### What to work on:
Reproduce the records that follow without alteration, apart from removing the pictures.

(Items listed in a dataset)
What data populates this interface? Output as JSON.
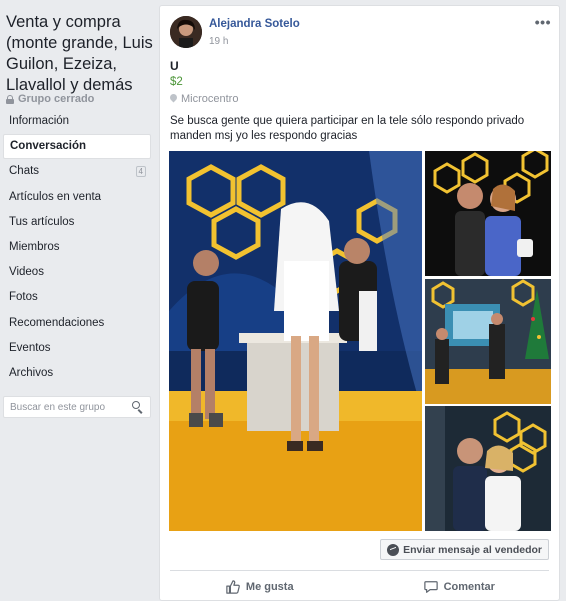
{
  "group": {
    "title": "Venta y compra (monte grande, Luis Guilon, Ezeiza, Llavallol y demás",
    "type": "Grupo cerrado",
    "search_placeholder": "Buscar en este grupo"
  },
  "nav": [
    {
      "label": "Información",
      "badge": ""
    },
    {
      "label": "Conversación",
      "badge": ""
    },
    {
      "label": "Chats",
      "badge": "4"
    },
    {
      "label": "Artículos en venta",
      "badge": ""
    },
    {
      "label": "Tus artículos",
      "badge": ""
    },
    {
      "label": "Miembros",
      "badge": ""
    },
    {
      "label": "Videos",
      "badge": ""
    },
    {
      "label": "Fotos",
      "badge": ""
    },
    {
      "label": "Recomendaciones",
      "badge": ""
    },
    {
      "label": "Eventos",
      "badge": ""
    },
    {
      "label": "Archivos",
      "badge": ""
    }
  ],
  "post": {
    "author": "Alejandra Sotelo",
    "time": "19 h",
    "more": "•••",
    "title": "U",
    "price": "$2",
    "location": "Microcentro",
    "description": "Se busca gente que quiera participar en la tele sólo respondo privado manden msj yo les respondo gracias",
    "message_button": "Enviar mensaje al vendedor",
    "like_label": "Me gusta",
    "comment_label": "Comentar"
  },
  "colors": {
    "link": "#365899",
    "price": "#4b9537",
    "background": "#e9ebee"
  }
}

### Written solution:
What data populates this interface? Output as JSON.
{
  "group": {
    "title": "Venta y compra (monte grande, Luis Guilon, Ezeiza, Llavallol y demás",
    "type": "Grupo cerrado",
    "search_placeholder": "Buscar en este grupo"
  },
  "nav": [
    {
      "label": "Información",
      "badge": ""
    },
    {
      "label": "Conversación",
      "badge": ""
    },
    {
      "label": "Chats",
      "badge": "4"
    },
    {
      "label": "Artículos en venta",
      "badge": ""
    },
    {
      "label": "Tus artículos",
      "badge": ""
    },
    {
      "label": "Miembros",
      "badge": ""
    },
    {
      "label": "Videos",
      "badge": ""
    },
    {
      "label": "Fotos",
      "badge": ""
    },
    {
      "label": "Recomendaciones",
      "badge": ""
    },
    {
      "label": "Eventos",
      "badge": ""
    },
    {
      "label": "Archivos",
      "badge": ""
    }
  ],
  "post": {
    "author": "Alejandra Sotelo",
    "time": "19 h",
    "more": "•••",
    "title": "U",
    "price": "$2",
    "location": "Microcentro",
    "description": "Se busca gente que quiera participar en la tele sólo respondo privado manden msj yo les respondo gracias",
    "message_button": "Enviar mensaje al vendedor",
    "like_label": "Me gusta",
    "comment_label": "Comentar"
  },
  "colors": {
    "link": "#365899",
    "price": "#4b9537",
    "background": "#e9ebee"
  }
}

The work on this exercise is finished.